Xi Jinping’s anti-corruption drive is world-famous by this time. Under Xi’s policy of targeting both “tigers and flies,” high-ranking officials have been targeted alongside low-grade bureaucrats. And the take-down of high-ranking Party members is apparently causing a shortage of room in the “luxury prisons” where top officials are traditionally imprisoned.
Earlier this year, former Politburo Standing Committee member Zhou Yongkang became the highest-ranking Chinese politician to ever be officially placed under investigation for corruption. Zhou may be the biggest name to become ensnared, but he’s far from the only elite politician to be brought down by Xi’s anti-corruption drive. All told, nearly 40 officials at the vice-ministerial level or higher have been placed under investigation since Xi assumed control of the Party in 2012. But such high-ranking officials are not simply thrown into prison alongside average criminals. Instead, they are housed at so-called “luxury prisons” — and these posh cells are filling up quickly.
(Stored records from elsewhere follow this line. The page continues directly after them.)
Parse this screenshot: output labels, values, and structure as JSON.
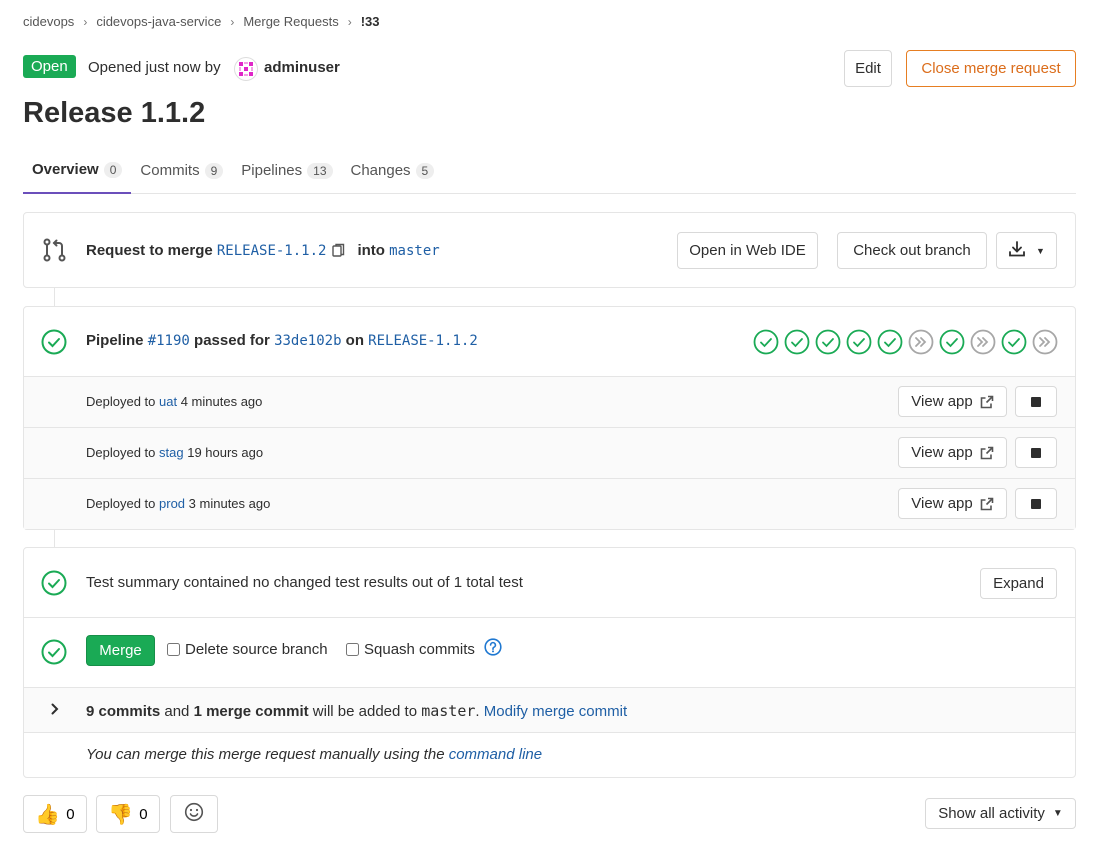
{
  "breadcrumb": [
    "cidevops",
    "cidevops-java-service",
    "Merge Requests",
    "!33"
  ],
  "header": {
    "status": "Open",
    "opened_text": "Opened just now by",
    "author": "adminuser",
    "edit_label": "Edit",
    "close_label": "Close merge request"
  },
  "title": "Release 1.1.2",
  "tabs": [
    {
      "label": "Overview",
      "count": "0"
    },
    {
      "label": "Commits",
      "count": "9"
    },
    {
      "label": "Pipelines",
      "count": "13"
    },
    {
      "label": "Changes",
      "count": "5"
    }
  ],
  "merge_request": {
    "prefix": "Request to merge",
    "source_branch": "RELEASE-1.1.2",
    "into": "into",
    "target_branch": "master",
    "webide_label": "Open in Web IDE",
    "checkout_label": "Check out branch"
  },
  "pipeline": {
    "label": "Pipeline",
    "id": "#1190",
    "passed_for": "passed for",
    "commit": "33de102b",
    "on": "on",
    "branch": "RELEASE-1.1.2",
    "stages": [
      "passed",
      "passed",
      "passed",
      "passed",
      "passed",
      "skipped",
      "passed",
      "skipped",
      "passed",
      "skipped"
    ]
  },
  "deployments": [
    {
      "prefix": "Deployed to",
      "env": "uat",
      "time": "4 minutes ago",
      "view_label": "View app"
    },
    {
      "prefix": "Deployed to",
      "env": "stag",
      "time": "19 hours ago",
      "view_label": "View app"
    },
    {
      "prefix": "Deployed to",
      "env": "prod",
      "time": "3 minutes ago",
      "view_label": "View app"
    }
  ],
  "test_summary": {
    "text": "Test summary contained no changed test results out of 1 total test",
    "expand_label": "Expand"
  },
  "merge": {
    "merge_label": "Merge",
    "delete_source_label": "Delete source branch",
    "squash_label": "Squash commits"
  },
  "commits_info": {
    "commits": "9 commits",
    "and": "and",
    "merge_commit": "1 merge commit",
    "will_be_added": "will be added to",
    "target": "master",
    "period": ".",
    "modify_label": "Modify merge commit"
  },
  "manual": {
    "text": "You can merge this merge request manually using the",
    "link": "command line"
  },
  "awards": {
    "thumbsup_count": "0",
    "thumbsdown_count": "0"
  },
  "activity_label": "Show all activity",
  "colors": {
    "success": "#1aaa55",
    "link": "#1f5fa5",
    "warning": "#db6d1b",
    "active_tab": "#6b4fbb"
  }
}
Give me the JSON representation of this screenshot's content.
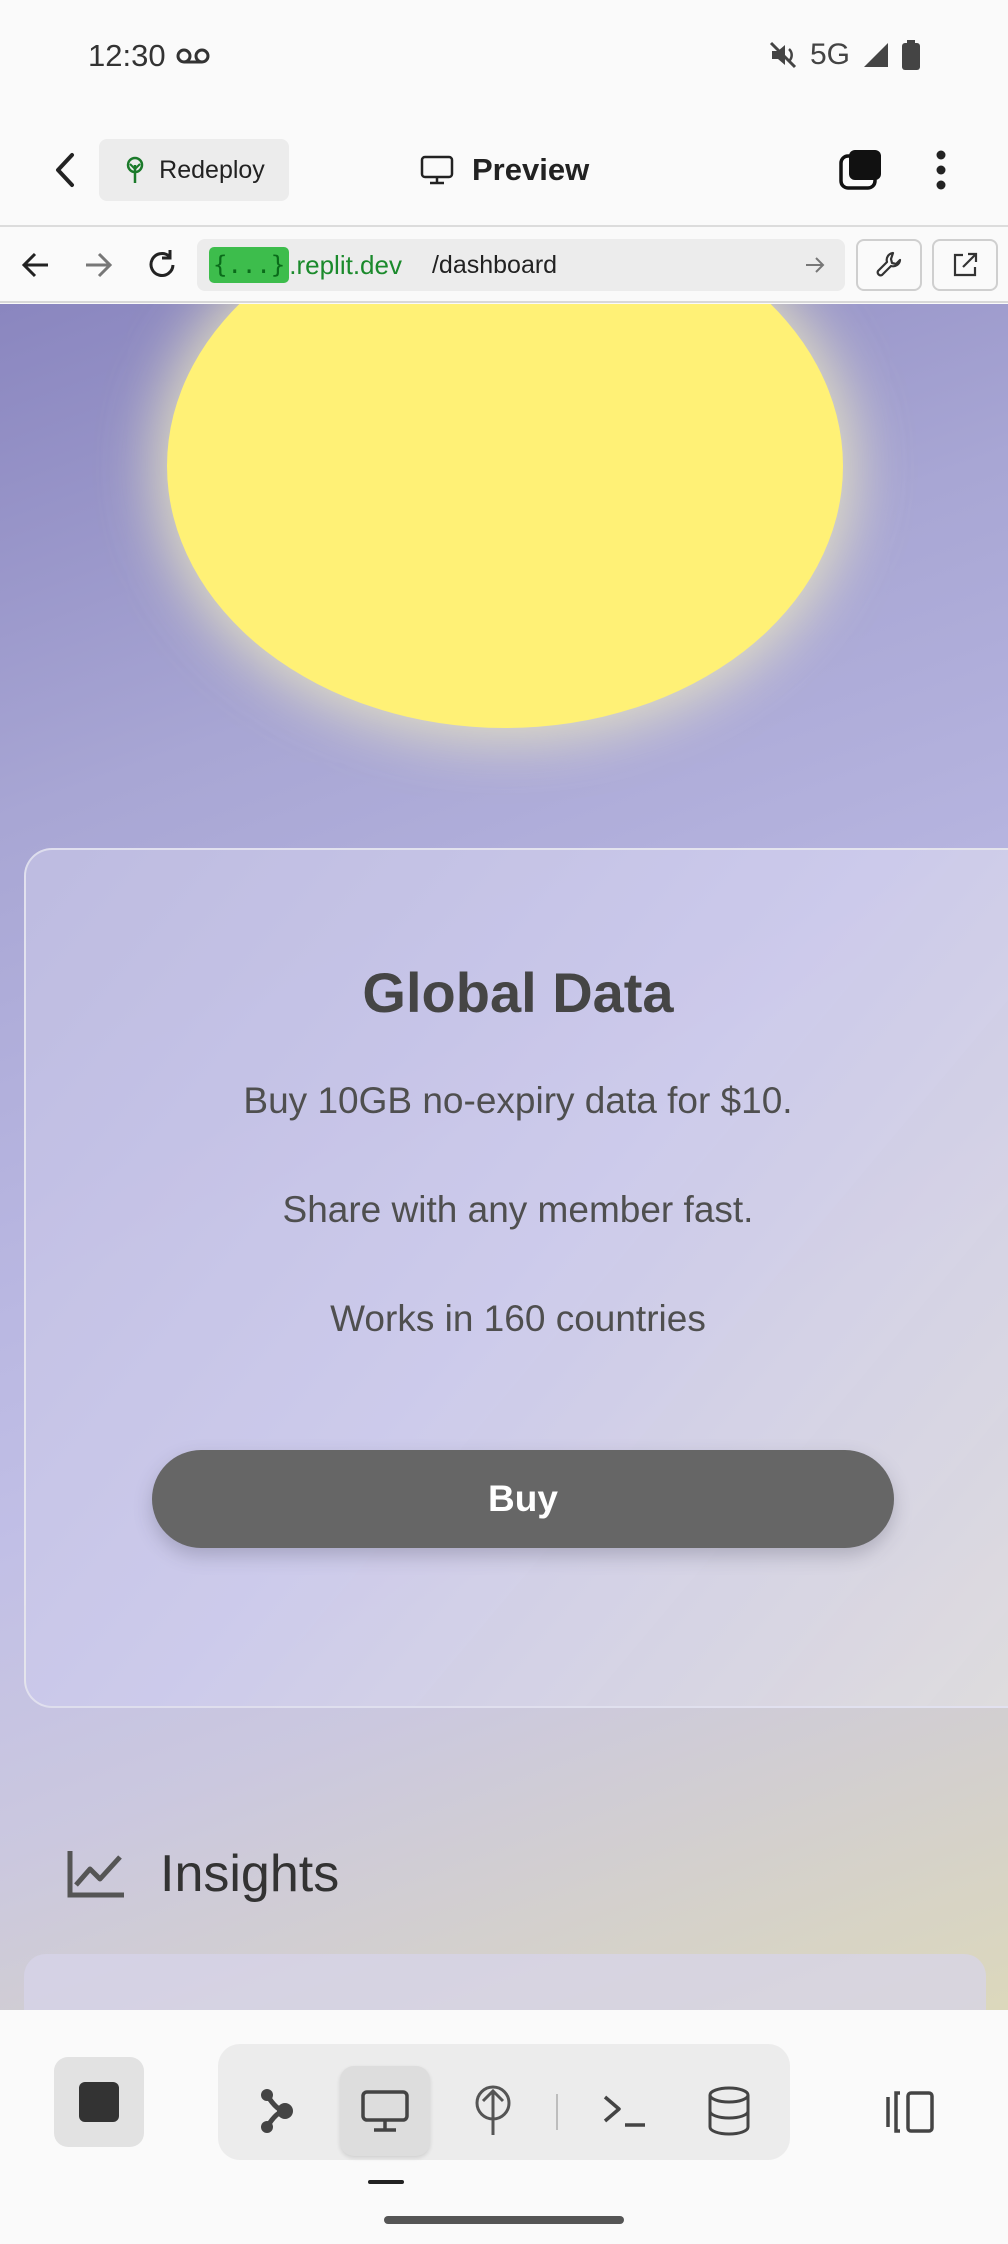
{
  "status_bar": {
    "time": "12:30",
    "network": "5G",
    "icons": [
      "voicemail-icon",
      "mute-icon",
      "signal-icon",
      "battery-icon"
    ]
  },
  "header": {
    "redeploy_label": "Redeploy",
    "title": "Preview"
  },
  "browser": {
    "domain_tag": "{...}",
    "domain": ".replit.dev",
    "path": "/dashboard"
  },
  "card": {
    "title": "Global Data",
    "lines": [
      "Buy 10GB no-expiry data for $10.",
      "Share with any member fast.",
      "Works in 160 countries"
    ],
    "button_label": "Buy"
  },
  "insights": {
    "label": "Insights"
  },
  "colors": {
    "sun": "#fff176",
    "buy_button": "#666666",
    "domain_tag_bg": "#3dbd4c",
    "domain_text": "#1b8a2c"
  },
  "bottom_toolbar": {
    "icons": [
      "stop-icon",
      "agent-icon",
      "preview-icon",
      "deploy-icon",
      "shell-icon",
      "database-icon",
      "side-panel-icon"
    ],
    "active": "preview-icon"
  }
}
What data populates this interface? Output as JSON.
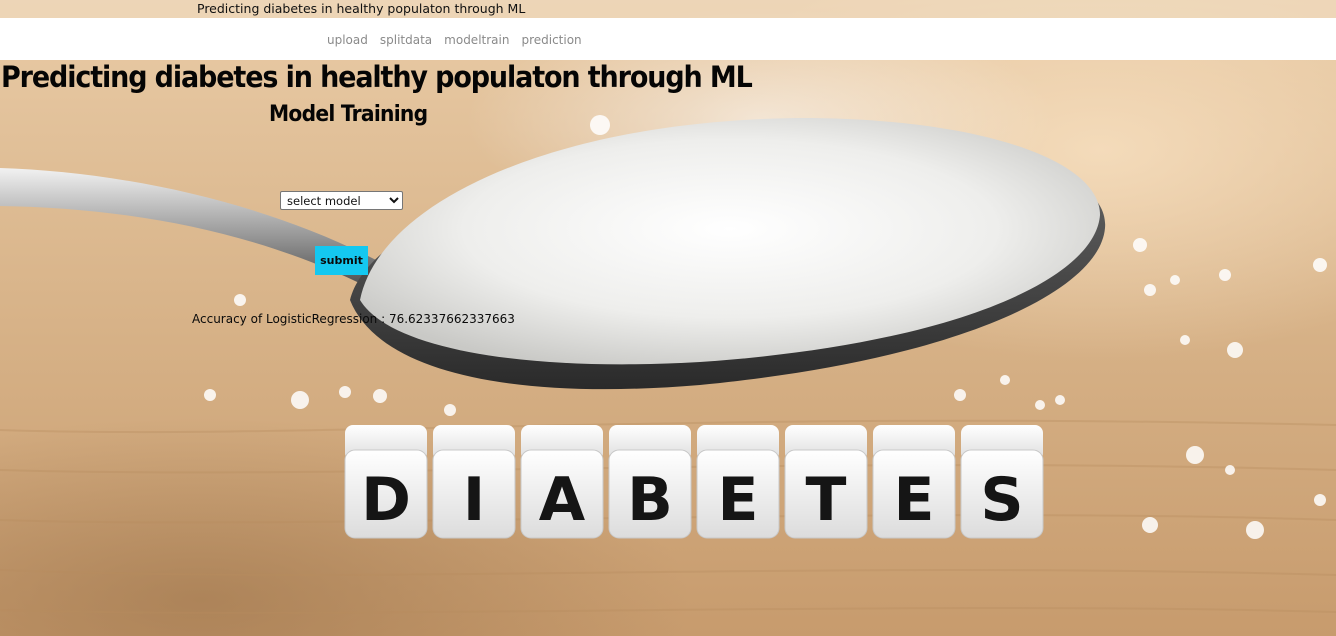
{
  "window": {
    "title": "Predicting diabetes in healthy populaton through ML"
  },
  "nav": {
    "items": [
      {
        "label": "upload"
      },
      {
        "label": "splitdata"
      },
      {
        "label": "modeltrain"
      },
      {
        "label": "prediction"
      }
    ]
  },
  "main": {
    "heading": "Predicting diabetes in healthy populaton through ML",
    "subheading": "Model Training",
    "select": {
      "selected": "select model"
    },
    "submit_label": "submit",
    "result_text": "Accuracy of LogisticRegression : 76.62337662337663"
  },
  "background": {
    "block_letters": "DIABETES",
    "colors": {
      "wood": "#d9b58b",
      "sugar": "#f4f4f2",
      "button_accent": "#14c8f0"
    }
  }
}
The most famous such prison is Qincheng, located in the Changping district of Beijing. Unlike other prisons, Qincheng is not part of China’s judiciary system, but is under the direct control of the Ministry of Public Security. This prison, built in the late 1950s, has historically served as the main prison for China’s high-ranking officials — from the “Gang of Four” held responsible for China’s Cultural Revolution to officials imprisoned after the Tiananmen protests of 1989.
Today, Qincheng’s inmates include a who’s who list of toppled Chinese politicians: Bo Xilai and his former police chief Wang Lijun, former railroad tsar Liu Zhijun, and former deputy public security minister Li Jizhou. And that’s not including any of the officials placed under investigation under Xi Jinping. Once shuanggui or intra-Party investigation is over and officials’ cases are turned over to the police, many of them will be transferred to Qincheng. Those who are sentenced to prison terms will likely call the prison their home for the duration of their sentence.
According to those who have spent time within Qincheng, it’s a far cry from most prisons. One former inmate, Bao Tong, told South China Morning Post that Qincheng was “like a five-star hotel.” The rooms are around 20 square meters in size, and include a private bathroom, a comfortable bed, a sofa, and a desk. Even the food is rumored to be prepared by top-notch chefs, and prisoners are regularly allowed to receive gifts of food and clothing from relatives on the outside. Former inmates also note that prisoners are often released early on the pretext of “medical parole.”
Despite the amenities, Qincheng’s inmates won’t be able to forget they are, in fact, in prison. According to former prisoners, all inmates are under constant monitoring. This may in part be due to concerns that imprisoned officials will commit suicide — some reports indicate that the cells have been specifically designed to prevent suicide attempts.
High-ranking Chinese officials have long been given special treatment even in their prison cells. But now, thanks to the influx of officials detained in Xi Jinping’s anti-corruption drive, Qincheng appears to be running out of room. There have already been attempts to increase the number of suitably luxurious prison cells: Qincheng reportedly underwent expansion in 2012, just before Xi’s anti-corruption probe officially kicked off. Around the same time, the government also constructed a new “luxury prison” called Yancheng in Hebei province. Gu Kailai, Bo Xilai’s wife is thought to be imprisoned here — and rumor has it Yancheng is even more posh than Qincheng, with a cocktail lounge and basketball court.
Despite the expansion of Qincheng and the addition of a new “luxury prison” at Yancheng, Qincheng is reportedly filling up. When Yancheng was built, many speculated that it would replace Qincheng entirely but it now appears that the two combined aren’t enough to handle the increase in convicted officials. Overseas Chinese publication Boxun says that Beijing plans to expand Qincheng, as the prison is full and Xi and Wang have no plans to show down their anti-corruption drive. Boxun often reports on political rumors, but this report makes sense given the historic nature of Xi Jinping’s anti-corruption campaign. As a comparison, the prison was also majorly expanded and renovated in the 1960s, when the flood of “counterrevolutionaries” imprisoned during the Cultural Revolution outgrew Qincheng’s capacity. China’s state media outlets have often highlighted how extensive Xi’s anti-corruption crackdown has been — the lack of space in China’s “luxury prisons” is a by-product of that success.